At Diebold’s International Management Seminar in Amsterdam in mid-October, its 30th such event but the first one as Diebold Nixdorf since the Wincor merger, particular attention was paid to ‘connected commerce’.
However, ATMs may not be part of this connection – at least in-branch,
Philippine Risch, director of ING’s branches and cash in the Netherlands, believed ING’s purpose was to help its customers stay ahead by being “a tech company with a banking licence”.
Is there a need for branches in an increasingly digital world?
Risch argued strongly in the affirmative.
She said: “The ultimate experience is digital mixed with human experience.”
However, she highlighted that the branch would only be useful if it was there to satisfy a customer’s needs. Even if a branch is not needed, customers can feel relieved to see one.
Additional services that a branch can provide are human help and guidance.
Risch added: “Sometimes people just even want to vent frustration at their bank and appreciate general attention. The human contact makes the difference in a customer relationship. The human touch adds to the heart and the emotion of the digital relationship.”
ING’s branches will now focus on being advice branches or experience branches.
One thing that may not have a future in ING’s branch is ATMs. Risch would not elaborate, but said cash will retain in a large role in Dutch society, but will not play a huge part in branches.
Therefore, ATMs would eventually be removed.
Christian Weisser, senior vice president and managing director Europe, Middle East and Africa at Diebold Nixdorf, said: “We see four global forces in our space: automation, digitalisation, individualisation, and a strong trend to consumer everything as a service. Cash as a service, ATMs as a service, everything is a service. These forces drive retail and banking.”
Weisser described the future as not necessarily a ‘cashless’ society, but definitely a ‘cash-lite’ one.
With PSD2’s imminent arrival, the four “global forces” combine and the financial sector needs to embrace this.
He added: “Connected commerce means providing an app that isn’t only financial advice, but also provides tips for lifestyle.
“By 2018, a billion accounts’ information will be available.
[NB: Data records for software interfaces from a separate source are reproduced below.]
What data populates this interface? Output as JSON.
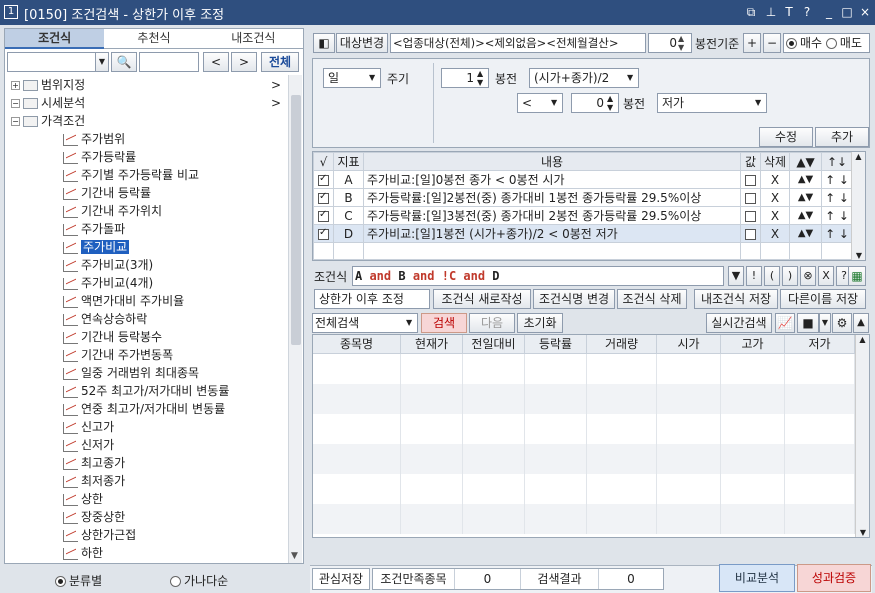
{
  "window": {
    "num": "1",
    "title": "[0150] 조건검색 - 상한가 이후 조정",
    "icons": [
      "layout-icon",
      "pin-icon",
      "font-icon",
      "help-icon",
      "minimize-icon",
      "maximize-icon",
      "close-icon"
    ],
    "icon_glyphs": [
      "⧉",
      "⊥",
      "T",
      "?",
      "_",
      "□",
      "×"
    ]
  },
  "left": {
    "tabs": [
      "조건식",
      "추천식",
      "내조건식"
    ],
    "search_btn_prev": "<",
    "search_btn_next": ">",
    "search_all": "전체",
    "tree": [
      {
        "label": "범위지정",
        "level": 0,
        "type": "folder",
        "expand": "+",
        "arrow": ">"
      },
      {
        "label": "시세분석",
        "level": 0,
        "type": "folder",
        "expand": "−",
        "arrow": ">"
      },
      {
        "label": "가격조건",
        "level": 1,
        "type": "folder",
        "expand": "−"
      },
      {
        "label": "주가범위",
        "level": 2,
        "type": "leaf"
      },
      {
        "label": "주가등락률",
        "level": 2,
        "type": "leaf"
      },
      {
        "label": "주기별 주가등락률 비교",
        "level": 2,
        "type": "leaf"
      },
      {
        "label": "기간내 등락률",
        "level": 2,
        "type": "leaf"
      },
      {
        "label": "기간내 주가위치",
        "level": 2,
        "type": "leaf"
      },
      {
        "label": "주가돌파",
        "level": 2,
        "type": "leaf"
      },
      {
        "label": "주가비교",
        "level": 2,
        "type": "leaf",
        "selected": true
      },
      {
        "label": "주가비교(3개)",
        "level": 2,
        "type": "leaf"
      },
      {
        "label": "주가비교(4개)",
        "level": 2,
        "type": "leaf"
      },
      {
        "label": "액면가대비 주가비율",
        "level": 2,
        "type": "leaf"
      },
      {
        "label": "연속상승하락",
        "level": 2,
        "type": "leaf"
      },
      {
        "label": "기간내 등락봉수",
        "level": 2,
        "type": "leaf"
      },
      {
        "label": "기간내 주가변동폭",
        "level": 2,
        "type": "leaf"
      },
      {
        "label": "일중 거래범위 최대종목",
        "level": 2,
        "type": "leaf"
      },
      {
        "label": "52주 최고가/저가대비 변동률",
        "level": 2,
        "type": "leaf"
      },
      {
        "label": "연중 최고가/저가대비 변동률",
        "level": 2,
        "type": "leaf"
      },
      {
        "label": "신고가",
        "level": 2,
        "type": "leaf"
      },
      {
        "label": "신저가",
        "level": 2,
        "type": "leaf"
      },
      {
        "label": "최고종가",
        "level": 2,
        "type": "leaf"
      },
      {
        "label": "최저종가",
        "level": 2,
        "type": "leaf"
      },
      {
        "label": "상한",
        "level": 2,
        "type": "leaf"
      },
      {
        "label": "장중상한",
        "level": 2,
        "type": "leaf"
      },
      {
        "label": "상한가근접",
        "level": 2,
        "type": "leaf"
      },
      {
        "label": "하한",
        "level": 2,
        "type": "leaf"
      }
    ],
    "sort_options": [
      "분류별",
      "가나다순"
    ],
    "sort_selected": 0
  },
  "top": {
    "target_btn": "대상변경",
    "target_text": "<업종대상(전체)><제외없음><전체월결산>",
    "bong_value": "0",
    "bong_label": "봉전기준",
    "plus": "+",
    "minus": "−",
    "trade": [
      "매수",
      "매도"
    ],
    "trade_selected": 0,
    "period_value": "일",
    "period_label": "주기",
    "row1_n": "1",
    "row1_label": "봉전",
    "row1_expr": "(시가+종가)/2",
    "row2_op": "<",
    "row2_n": "0",
    "row2_label": "봉전",
    "row2_expr": "저가",
    "edit_btn": "수정",
    "add_btn": "추가"
  },
  "cond_table": {
    "headers": [
      "√",
      "지표",
      "내용",
      "값",
      "삭제",
      "▲▼",
      "↑↓"
    ],
    "rows": [
      {
        "checked": true,
        "id": "A",
        "content": "주가비교:[일]0봉전 종가 < 0봉전 시가",
        "del": "X"
      },
      {
        "checked": true,
        "id": "B",
        "content": "주가등락률:[일]2봉전(중) 종가대비 1봉전 종가등락률 29.5%이상",
        "del": "X"
      },
      {
        "checked": true,
        "id": "C",
        "content": "주가등락률:[일]3봉전(중) 종가대비 2봉전 종가등락률 29.5%이상",
        "del": "X"
      },
      {
        "checked": true,
        "id": "D",
        "content": "주가비교:[일]1봉전 (시가+종가)/2 < 0봉전 저가",
        "del": "X"
      }
    ]
  },
  "formula": {
    "label": "조건식",
    "tokens": [
      {
        "t": "A",
        "op": false
      },
      {
        "t": " and ",
        "op": true
      },
      {
        "t": "B",
        "op": false
      },
      {
        "t": " and ",
        "op": true
      },
      {
        "t": "!C",
        "op": true
      },
      {
        "t": " and ",
        "op": true
      },
      {
        "t": "D",
        "op": false
      }
    ],
    "btns": [
      "▼",
      "!",
      "(",
      ")",
      "⊗",
      "X",
      "?"
    ]
  },
  "save": {
    "name": "상한가 이후 조정",
    "btns": [
      "조건식 새로작성",
      "조건식명 변경",
      "조건식 삭제",
      "내조건식 저장",
      "다른이름 저장"
    ]
  },
  "search": {
    "scope": "전체검색",
    "search": "검색",
    "next": "다음",
    "reset": "초기화",
    "realtime": "실시간검색"
  },
  "results": {
    "headers": [
      "종목명",
      "현재가",
      "전일대비",
      "등락률",
      "거래량",
      "시가",
      "고가",
      "저가"
    ]
  },
  "bottom": {
    "interest": "관심저장",
    "match_label": "조건만족종목",
    "match_value": "0",
    "result_label": "검색결과",
    "result_value": "0",
    "compare": "비교분석",
    "verify": "성과검증"
  },
  "colors": {
    "title_bg": "#2f4f7f",
    "selected": "#1f5fbf",
    "operator": "#c0392b"
  }
}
So why not be the first to aggregate all this information into your app?”
Death of cash, no future for ATMs or cards-the daily pitch
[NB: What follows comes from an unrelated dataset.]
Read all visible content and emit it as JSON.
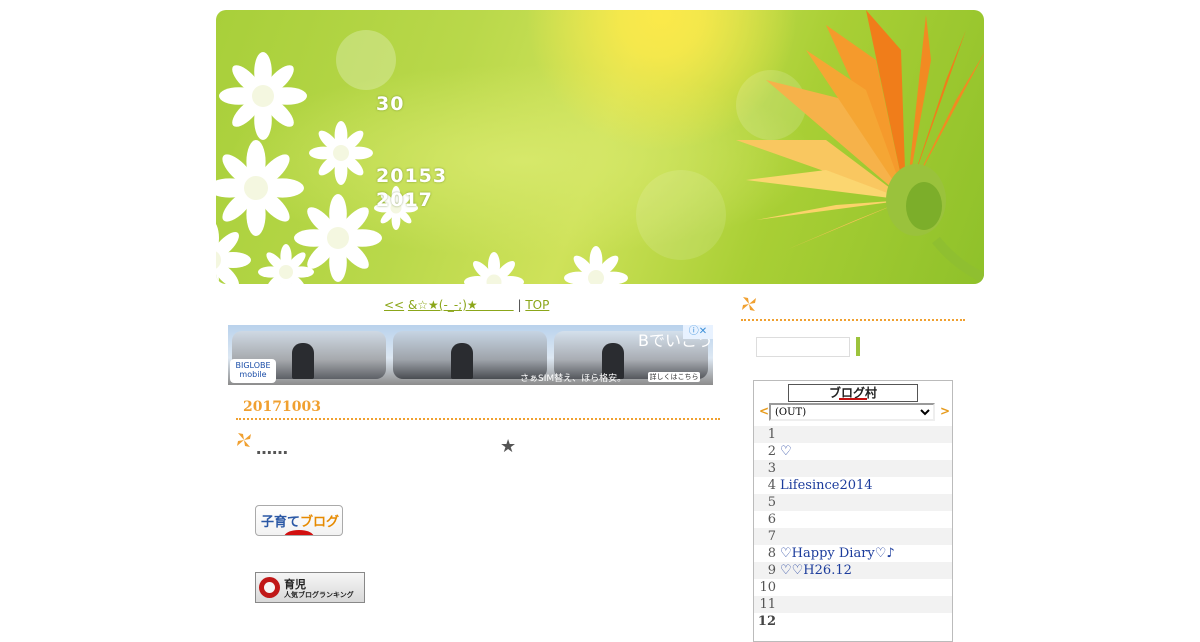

Rarely does a day go by without some call or email from a breathless PR telling the writer about the imminent death of cash.
Or a discussion with a banker arguing that consumers ‘no longer want to use cash’.
Often of course they have a strong vested interest, such as a banker from one of the new start-ups that will not be rolling out its own network of ATMs.
The one consistent feature is their determination to ignore a few facts that they dislike as they do not fit their own agenda.
Such as the total value of notes in circulation in the UK increasing by 10% last year to exceed £70bn for the first time.
Or the total aggregate value of ATM withdrawals in the UK stubbornly remaining constant in recent years at around £190bn each year.
Sadly UK banks missed a trick to boost ATM functionality by not adapting ATMs to offer the range of services readily found in Europe.
The UK has a dismal record compared with the continent in terms of ‘recycle ATMs.
It is a safe forecast to say that UK ATM numbers, currently standing at all time high of about 70,000, have peaked.
As in the Netherlands, we can expect to see fewer ATMs in the UK within the diminishing numbers of branches.
But if Payments UK is to be believed, and I have no reason to doubt its forecast, cash will still account for about a fifth of all payments in 10 years time.
Unless of course the new digital entrants to the market trying to win market share from the incumbent banks succeed in denying consumers the choice of how they wish to pay; that would be somewhat ironic as public policy in the UK is to encourage the new players, to widen consumer choice.